- Dataset items
* * * * * * * * *
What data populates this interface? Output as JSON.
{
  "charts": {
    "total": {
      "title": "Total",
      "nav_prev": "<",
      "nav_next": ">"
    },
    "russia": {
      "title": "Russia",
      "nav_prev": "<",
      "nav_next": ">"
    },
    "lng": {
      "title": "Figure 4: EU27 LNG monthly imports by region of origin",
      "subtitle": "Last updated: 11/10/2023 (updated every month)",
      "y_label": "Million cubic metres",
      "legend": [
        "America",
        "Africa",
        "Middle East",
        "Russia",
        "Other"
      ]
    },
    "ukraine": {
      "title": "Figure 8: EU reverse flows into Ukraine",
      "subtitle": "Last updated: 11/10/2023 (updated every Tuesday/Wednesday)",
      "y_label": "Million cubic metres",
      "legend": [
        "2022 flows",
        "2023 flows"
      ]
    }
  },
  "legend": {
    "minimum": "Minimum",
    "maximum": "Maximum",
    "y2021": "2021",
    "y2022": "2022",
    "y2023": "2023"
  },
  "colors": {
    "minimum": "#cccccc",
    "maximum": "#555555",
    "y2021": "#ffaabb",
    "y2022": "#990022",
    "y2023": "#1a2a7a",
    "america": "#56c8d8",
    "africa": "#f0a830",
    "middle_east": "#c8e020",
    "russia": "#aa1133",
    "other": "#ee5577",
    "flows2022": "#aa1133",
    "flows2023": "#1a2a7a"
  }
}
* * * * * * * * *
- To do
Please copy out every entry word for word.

- Task solution
What data populates this interface? Output as JSON.
{
  "charts": {
    "total": {
      "title": "Total",
      "nav_prev": "<",
      "nav_next": ">"
    },
    "russia": {
      "title": "Russia",
      "nav_prev": "<",
      "nav_next": ">"
    },
    "lng": {
      "title": "Figure 4: EU27 LNG monthly imports by region of origin",
      "subtitle": "Last updated: 11/10/2023 (updated every month)",
      "y_label": "Million cubic metres",
      "legend": [
        "America",
        "Africa",
        "Middle East",
        "Russia",
        "Other"
      ]
    },
    "ukraine": {
      "title": "Figure 8: EU reverse flows into Ukraine",
      "subtitle": "Last updated: 11/10/2023 (updated every Tuesday/Wednesday)",
      "y_label": "Million cubic metres",
      "legend": [
        "2022 flows",
        "2023 flows"
      ]
    }
  },
  "legend": {
    "minimum": "Minimum",
    "maximum": "Maximum",
    "y2021": "2021",
    "y2022": "2022",
    "y2023": "2023"
  },
  "colors": {
    "minimum": "#cccccc",
    "maximum": "#555555",
    "y2021": "#ffaabb",
    "y2022": "#990022",
    "y2023": "#1a2a7a",
    "america": "#56c8d8",
    "africa": "#f0a830",
    "middle_east": "#c8e020",
    "russia": "#aa1133",
    "other": "#ee5577",
    "flows2022": "#aa1133",
    "flows2023": "#1a2a7a"
  }
}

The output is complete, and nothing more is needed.